*SPOILER ALERT*COLOUR>
Zemeckis’s underrated Hitchcockian chiller stars Michelle Pfeiffer as a mentally distraught wife trying to make sense of the strange people next door and a deepening mystery about a missing girl. The first part of the film is pure ‘Rear Window’, but then creepy supernatural shit starts happening and every follicle begins to tingle. Harrison Ford’s deceitful husband gets his comeuppance in the closing underwater scene when the motionless corpse of a woman he’d killed earlier drifts over to the sinking car he’s trapped in. For a split, fright-filled second, we see her head suddenly turn towards the camera before it cuts to the cause of his demise. A heebie-jeebies moment of epic proportions. DA

32

Kill List (2011)

Dir Ben Wheatley (Neil Maskell, Michael Smiley MyAnna Buring)

Skip this one

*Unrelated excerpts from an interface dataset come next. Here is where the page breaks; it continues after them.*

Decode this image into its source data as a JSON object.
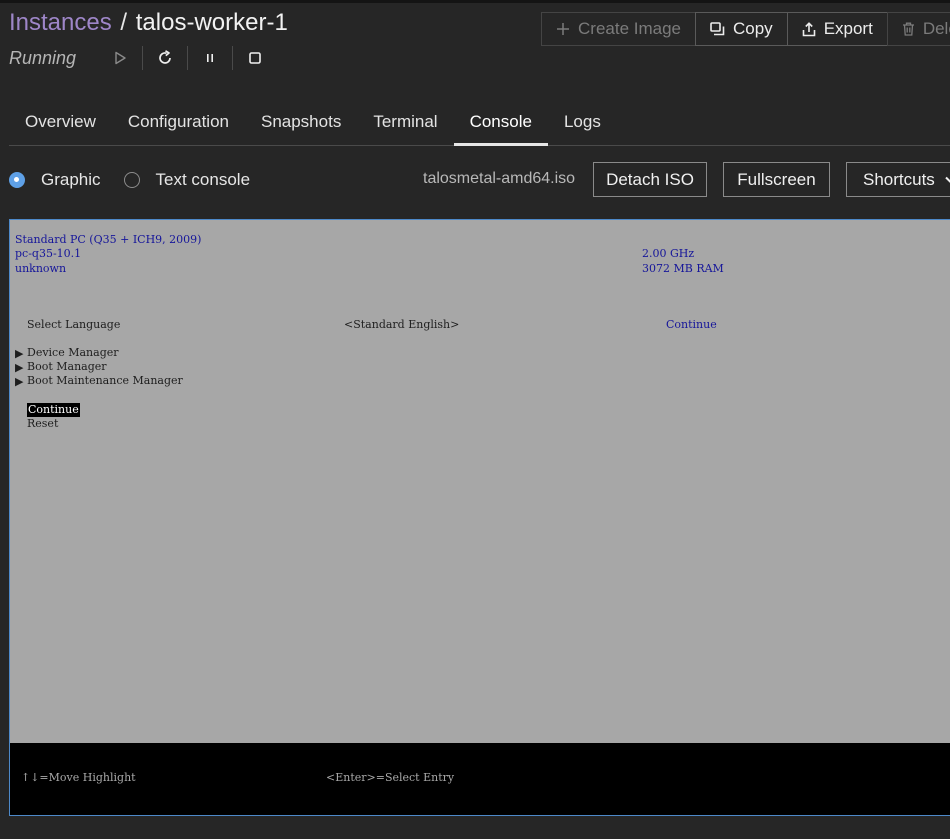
{
  "header": {
    "breadcrumb_root": "Instances",
    "breadcrumb_sep": "/",
    "instance_name": "talos-worker-1",
    "status": "Running"
  },
  "actions": {
    "create_image": "Create Image",
    "copy": "Copy",
    "export": "Export",
    "delete": "Delete"
  },
  "tabs": [
    "Overview",
    "Configuration",
    "Snapshots",
    "Terminal",
    "Console",
    "Logs"
  ],
  "active_tab": "Console",
  "console": {
    "mode_graphic": "Graphic",
    "mode_text": "Text console",
    "selected_mode": "Graphic",
    "iso_name": "talosmetal-amd64.iso",
    "detach_iso": "Detach ISO",
    "fullscreen": "Fullscreen",
    "shortcuts": "Shortcuts"
  },
  "bios": {
    "machine": "Standard PC (Q35 + ICH9, 2009)",
    "version": "pc-q35-10.1",
    "serial": "unknown",
    "cpu": "2.00 GHz",
    "ram": "3072 MB RAM",
    "select_language": "Select Language",
    "language_value": "<Standard English>",
    "help_continue": "Continue",
    "menu": [
      "Device Manager",
      "Boot Manager",
      "Boot Maintenance Manager"
    ],
    "continue": "Continue",
    "reset": "Reset",
    "footer_move": "↑↓=Move Highlight",
    "footer_enter": "<Enter>=Select Entry"
  },
  "colors": {
    "accent_purple": "#9e86c8",
    "radio_blue": "#5ea0e6",
    "bios_blue": "#16169a",
    "bios_bg": "#a7a7a7"
  }
}
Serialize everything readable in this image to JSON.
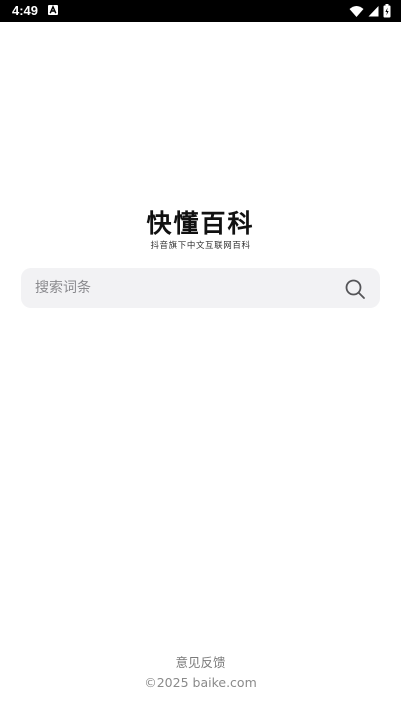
{
  "status_bar": {
    "time": "4:49",
    "icons": [
      "a-notification-icon",
      "wifi-icon",
      "signal-icon",
      "battery-icon"
    ]
  },
  "logo": {
    "title": "快懂百科",
    "subtitle": "抖音旗下中文互联网百科"
  },
  "search": {
    "placeholder": "搜索词条",
    "icon": "search-icon"
  },
  "footer": {
    "feedback": "意见反馈",
    "copyright": "©2025 baike.com"
  },
  "colors": {
    "status_bar_bg": "#000000",
    "search_bg": "#f2f2f4",
    "footer_text": "#808080"
  }
}
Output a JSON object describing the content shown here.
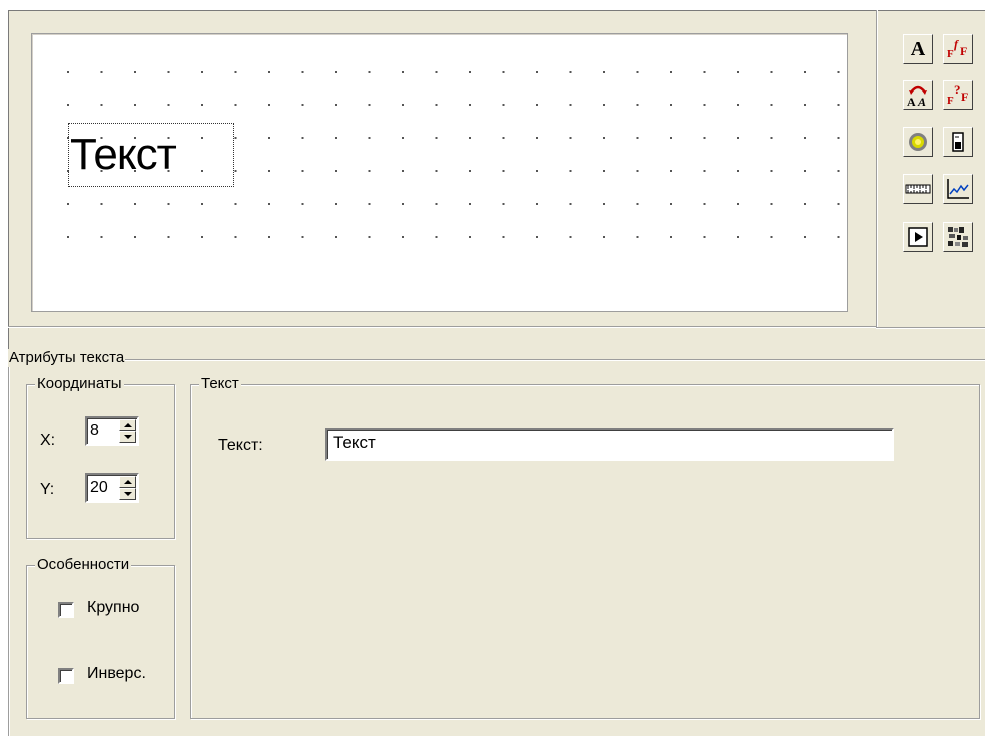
{
  "canvas": {
    "text_item": "Текст"
  },
  "toolbox": {
    "tools": [
      {
        "icon": "text-tool-icon"
      },
      {
        "icon": "formatted-text-tool-icon"
      },
      {
        "icon": "big-text-tool-icon"
      },
      {
        "icon": "formula-tool-icon"
      },
      {
        "icon": "indicator-tool-icon"
      },
      {
        "icon": "bar-tool-icon"
      },
      {
        "icon": "ruler-tool-icon"
      },
      {
        "icon": "graph-tool-icon"
      },
      {
        "icon": "play-tool-icon"
      },
      {
        "icon": "bitmap-tool-icon"
      }
    ]
  },
  "attributes": {
    "title": "Атрибуты текста",
    "coordinates": {
      "title": "Координаты",
      "x_label": "X:",
      "x_value": "8",
      "y_label": "Y:",
      "y_value": "20"
    },
    "features": {
      "title": "Особенности",
      "large_label": "Крупно",
      "large_checked": false,
      "inverse_label": "Инверс.",
      "inverse_checked": false
    },
    "text_group": {
      "title": "Текст",
      "field_label": "Текст:",
      "field_value": "Текст"
    }
  }
}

Though there have been many British triumphs at cinemas in 2011, Brighton-based genre connoisseur Ben Wheatley has to be one of the year’s most fascinating finds. His salty assassin thriller ‘Kill List’ was swathed in an atmosphere of thick dread, as his two hapless protagonists went about their business amid all manner of occult goings on. After Neil Maskell’s Jay discovers that one of men on the titular list has been engaging in some very unsavoury business indeed, he attempts to find others who are part of the ring with the help of his trusty claw hammer. But it’s the next scene, in which he enters an extremely dingy workshop – this time tooled up with a shotgun – while his partner Gal (Smiley) waits in the car, that is an unbearably taut piece of filmmaking. Who knows what could be going on inside – and is Jay even still in one piece? Gal decides to check it out, creeping through a forest of night-shrouded skips in a scene of almost unwatchable tension. DJ

31

Night of the Hunter (1955)

Dir Charles Laughton (Robert Mitchum, Shelley Winters, Lillian Gish)

When the man comes around

Very few of the great Hollywood leading men came as close to portraying true evil as Robert Mitchum. When he wanted to, Mitchum could be as easy and breezy as Cary Grant or Jimmy Stewart – but when the part called for something darker, there was no man better equipped. His role in the original ‘Cape Fear’ came damn close to making this list – the slow-walking chase through the empty school halls is a true skin-crawler – but for sly, creeping evil, ‘Night of the Hunter’ is the one. Mitchum plays a psychotic, hooker-murdering preacher who shacks up with Shelley Winters and family to get his hands on their loot. But when he murders Winters, the kids make a run for it, out into a crooked American dreamscape of nightmarish beauty, epic disquiet and the ever-present threat of discovery by that stalking man in black. TH


Users say

0 comments